What the task requires >>
For each line below that contains the string "header", copy that line.
------ Exercise material
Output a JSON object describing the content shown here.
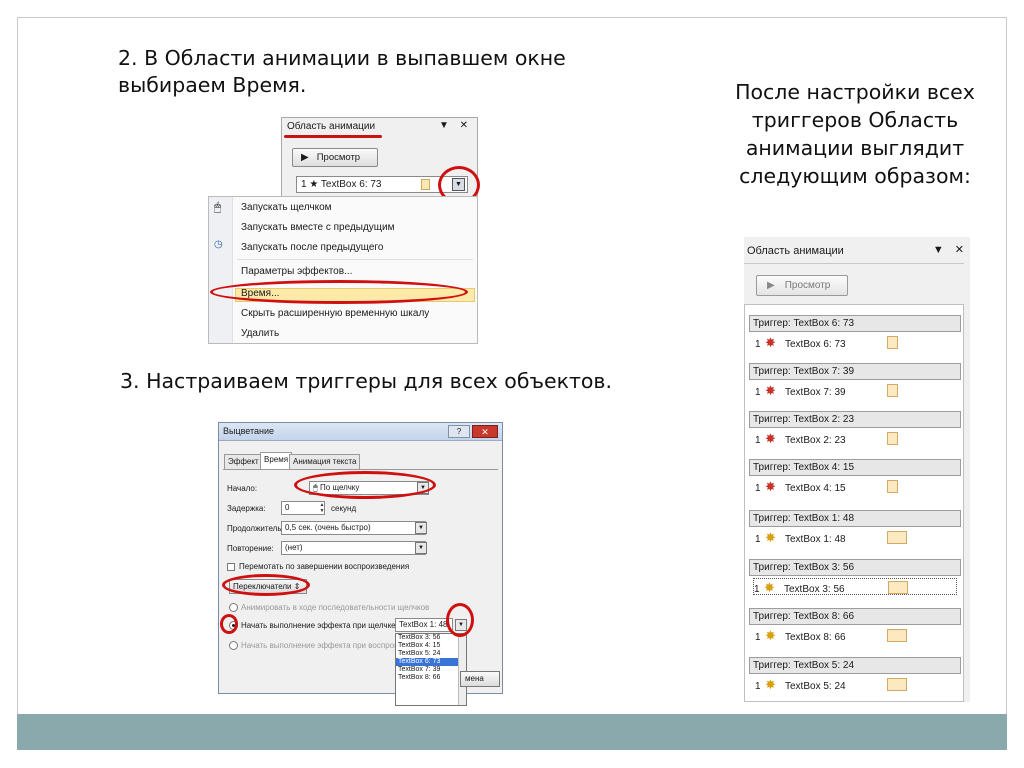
{
  "slide": {
    "step2_text": "2. В Области анимации в выпавшем окне выбираем Время.",
    "step3_text": "3. Настраиваем триггеры для всех объектов.",
    "right_text": "После настройки всех триггеров Область анимации выглядит следующим образом:"
  },
  "pane1": {
    "title": "Область анимации",
    "controls": "▼ ✕",
    "preview_label": "Просмотр",
    "row": "1 ★ TextBox 6: 73"
  },
  "context_menu": {
    "items": [
      {
        "label": "Запускать щелчком",
        "icon": "mouse-click-icon"
      },
      {
        "label": "Запускать вместе с предыдущим",
        "icon": ""
      },
      {
        "label": "Запускать после предыдущего",
        "icon": "clock-icon"
      },
      {
        "label": "Параметры эффектов...",
        "icon": ""
      },
      {
        "label": "Время...",
        "icon": ""
      },
      {
        "label": "Скрыть расширенную временную шкалу",
        "icon": ""
      },
      {
        "label": "Удалить",
        "icon": ""
      }
    ]
  },
  "dialog": {
    "title": "Выцветание",
    "help": "?",
    "close": "✕",
    "tabs": [
      "Эффект",
      "Время",
      "Анимация текста"
    ],
    "start_label": "Начало:",
    "start_value": "По щелчку",
    "delay_label": "Задержка:",
    "delay_value": "0",
    "delay_unit": "секунд",
    "duration_label": "Продолжительность:",
    "duration_value": "0,5 сек. (очень быстро)",
    "repeat_label": "Повторение:",
    "repeat_value": "(нет)",
    "rewind_label": "Перемотать по завершении воспроизведения",
    "switches_button": "Переключатели",
    "radio_animate": "Анимировать в ходе последовательности щелчков",
    "radio_start_click": "Начать выполнение эффекта при щелчке",
    "radio_start_click_value": "TextBox 1: 48",
    "radio_start_play": "Начать выполнение эффекта при воспроизв",
    "list_items": [
      "TextBox 3: 56",
      "TextBox 4: 15",
      "TextBox 5: 24",
      "TextBox 6: 73",
      "TextBox 7: 39",
      "TextBox 8: 66"
    ],
    "list_selected": "TextBox 6: 73",
    "cancel_partial": "мена"
  },
  "pane3": {
    "title": "Область анимации",
    "controls": "▼ ✕",
    "preview_label": "Просмотр",
    "triggers": [
      {
        "header": "Триггер: TextBox 6: 73",
        "item": "TextBox 6: 73",
        "num": "1",
        "effect": "red-star-icon"
      },
      {
        "header": "Триггер: TextBox 7: 39",
        "item": "TextBox 7: 39",
        "num": "1",
        "effect": "red-star-icon"
      },
      {
        "header": "Триггер: TextBox 2: 23",
        "item": "TextBox 2: 23",
        "num": "1",
        "effect": "red-star-icon"
      },
      {
        "header": "Триггер: TextBox 4: 15",
        "item": "TextBox 4: 15",
        "num": "1",
        "effect": "red-star-icon"
      },
      {
        "header": "Триггер: TextBox 1: 48",
        "item": "TextBox 1: 48",
        "num": "1",
        "effect": "yellow-star-icon"
      },
      {
        "header": "Триггер: TextBox 3: 56",
        "item": "TextBox 3: 56",
        "num": "1",
        "effect": "yellow-star-icon"
      },
      {
        "header": "Триггер: TextBox 8: 66",
        "item": "TextBox 8: 66",
        "num": "1",
        "effect": "yellow-star-icon"
      },
      {
        "header": "Триггер: TextBox 5: 24",
        "item": "TextBox 5: 24",
        "num": "1",
        "effect": "yellow-star-icon"
      }
    ]
  },
  "colors": {
    "footer_bar": "#8aa9ad",
    "highlight_circle": "#d01010",
    "menu_highlight": "#fde9a8"
  }
}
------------
Result >>
        "header": "Триггер: TextBox 6: 73",
        "header": "Триггер: TextBox 7: 39",
        "header": "Триггер: TextBox 2: 23",
        "header": "Триггер: TextBox 4: 15",
        "header": "Триггер: TextBox 1: 48",
        "header": "Триггер: TextBox 3: 56",
        "header": "Триггер: TextBox 8: 66",
        "header": "Триггер: TextBox 5: 24",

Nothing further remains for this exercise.